I am very much aware of the fact that winning rugby does not necessarily require the razzle-dazzle of NZ rugby. Yet the Crusaders (from NZ) are the most successful Super Rugby team with 7 titles. In over a hundred years of rugby, the All Blacks hold an 84% winning record against all oppostion played. They have also won 74% of all test matches played, and hold a winning record against every Test nation in the world (including the British & Irish Lions, and the World XV). That small, tiny nation boasts a player pool of just 90,000 (Australia 250,000, South Africa 450,000, France 400,000, England 1,000,000) – yet they provide the bulk of the Rugby Hall of Fame. The NZ Sevens side has won 9 of the 12 annual tournaments since the inception of the tournament in 2000. Of course you can accuse me of being a glory supporter – you try and be an All Blacks supporter in this country.
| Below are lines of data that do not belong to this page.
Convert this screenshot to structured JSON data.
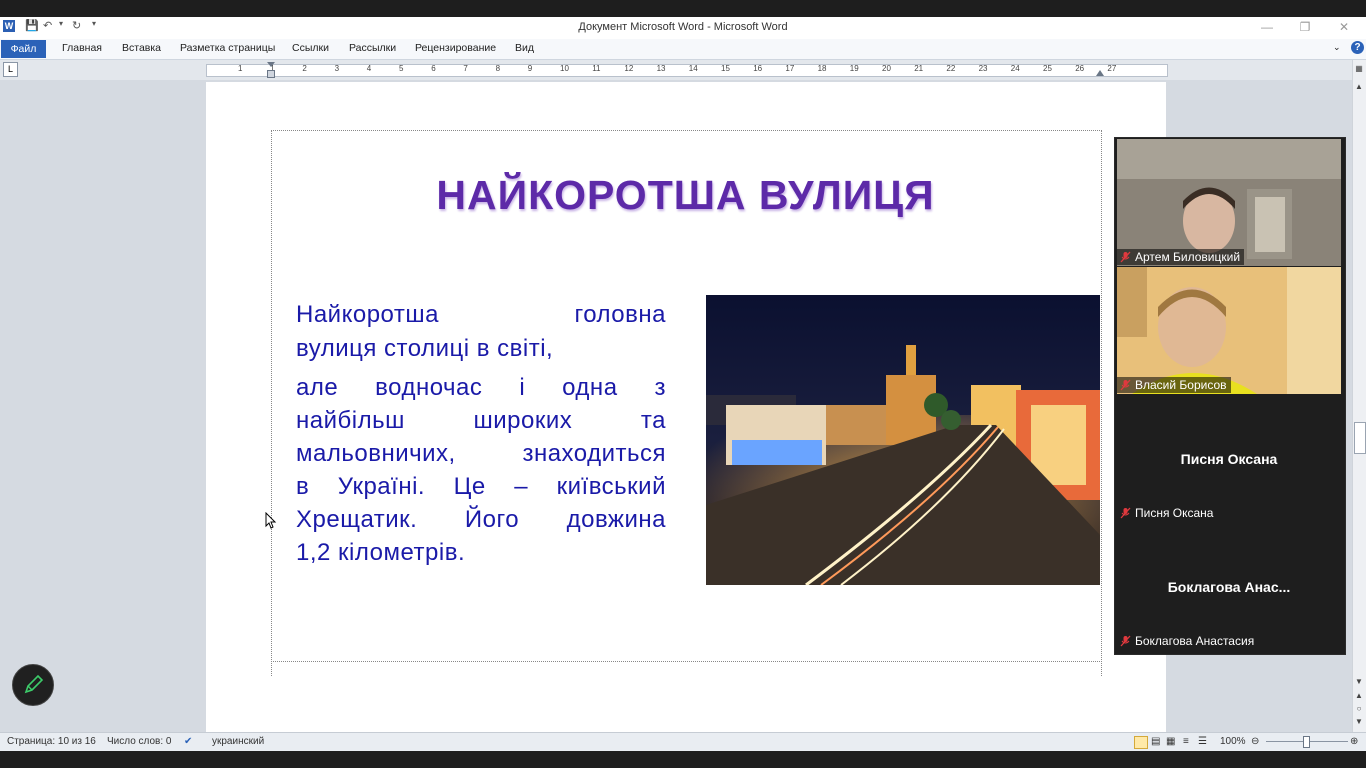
{
  "window": {
    "title": "Документ Microsoft Word  -  Microsoft Word"
  },
  "ribbon": {
    "file_tab": "Файл",
    "tabs": [
      "Главная",
      "Вставка",
      "Разметка страницы",
      "Ссылки",
      "Рассылки",
      "Рецензирование",
      "Вид"
    ]
  },
  "ruler": {
    "numbers": [
      "1",
      "1",
      "2",
      "3",
      "4",
      "5",
      "6",
      "7",
      "8",
      "9",
      "10",
      "11",
      "12",
      "13",
      "14",
      "15",
      "16",
      "17",
      "18",
      "19",
      "20",
      "21",
      "22",
      "23",
      "24",
      "25",
      "26",
      "27"
    ]
  },
  "slide": {
    "title": "НАЙКОРОТША ВУЛИЦЯ",
    "lines": [
      "Найкоротша головна",
      "вулиця столиці в світі,",
      "але водночас і одна з",
      "найбільш широких та",
      "мальовничих, знаходиться",
      "в Україні. Це – київський",
      "Хрещатик. Його довжина",
      "1,2 кілометрів."
    ]
  },
  "status": {
    "page": "Страница: 10 из 16",
    "words": "Число слов: 0",
    "language": "украинский",
    "zoom": "100%"
  },
  "video": {
    "participants": [
      {
        "label": "Артем Биловицкий"
      },
      {
        "label": "Власий Борисов"
      },
      {
        "display": "Писня Оксана",
        "label": "Писня Оксана"
      },
      {
        "display": "Боклагова  Анас...",
        "label": "Боклагова Анастасия"
      }
    ]
  },
  "colors": {
    "title_purple": "#5d2aa8",
    "body_blue": "#1a1aa8",
    "file_tab_blue": "#2b62b8",
    "muted_mic_red": "#e0393e"
  }
}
My psychological demeanor and nihilistic outlook on life after that horrible night the All Blacks were knocked out by France in the 2007 World Cup is indicative of the place this team holds in my heart and the fact that glory comes in far second when one has the privilege and honour of donning the Black jersey, and of supporting this team. Glory necessarily requires guts, grit and a fighting determinism of spirit, things which the All Blacks embody. I am not sure where my true ‘home’ in the world is, but it is not here in South Africa. I apologize if that offends you but I need something more. I need reality, not dreams of utopia, collectivism dressed up as ‘ubuntu’ and blind faith in the ‘Rainbow Nation’. I will never take that away from anyone else and no one else can deny my the chance to support the team I want to. Do not give me an easy time, do not bend over backwards to accommodate me, to make me feel okay, to cater to what I want. This is your country and you can be damn well proud of it, and of the Springboks. Test, try and insult me – being an All Blacks supporter could not be any sweeter. The All Blacks physically embody that which fuels my very soul.
Go back to last year’s rugby World Cup highlights. Watch the final between the All Blacks and France and tell me you don’t get goosebumps as the final whistle blows. I wear my team’s colours like it’s my own skin. Call these videos cheesy if you so wish, but at least watch them. Watch them and you will understand why I shed more than a few tears when they won the Cup last year, or you might at least experience a shiver down your spine:
All Blacks 2010: http://www.youtube.com/watch?v=VNXsqs35860
Till next time, Kia Mau.